• Website and app data records:

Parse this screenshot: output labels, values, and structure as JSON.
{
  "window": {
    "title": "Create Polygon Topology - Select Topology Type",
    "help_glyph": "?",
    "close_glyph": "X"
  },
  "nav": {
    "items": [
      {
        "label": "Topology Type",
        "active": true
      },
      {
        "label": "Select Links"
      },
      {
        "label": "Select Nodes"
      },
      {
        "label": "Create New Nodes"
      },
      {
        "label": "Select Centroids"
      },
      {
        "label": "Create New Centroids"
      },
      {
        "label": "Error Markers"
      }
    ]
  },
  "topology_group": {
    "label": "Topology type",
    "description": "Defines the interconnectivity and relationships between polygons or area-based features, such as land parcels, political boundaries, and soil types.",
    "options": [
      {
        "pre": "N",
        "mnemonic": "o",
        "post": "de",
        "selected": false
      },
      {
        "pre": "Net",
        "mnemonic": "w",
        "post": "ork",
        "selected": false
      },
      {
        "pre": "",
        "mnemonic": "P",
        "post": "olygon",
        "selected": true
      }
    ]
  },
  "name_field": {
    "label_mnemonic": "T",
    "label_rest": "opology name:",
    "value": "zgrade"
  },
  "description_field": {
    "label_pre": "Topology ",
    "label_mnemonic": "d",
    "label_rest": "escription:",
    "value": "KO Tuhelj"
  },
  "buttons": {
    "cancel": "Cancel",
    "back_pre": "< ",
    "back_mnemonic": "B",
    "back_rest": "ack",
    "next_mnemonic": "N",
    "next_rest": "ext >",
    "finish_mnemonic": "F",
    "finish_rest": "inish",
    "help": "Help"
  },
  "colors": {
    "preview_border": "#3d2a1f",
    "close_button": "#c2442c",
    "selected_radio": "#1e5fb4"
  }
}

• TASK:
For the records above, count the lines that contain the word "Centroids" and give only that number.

• REPLY:
2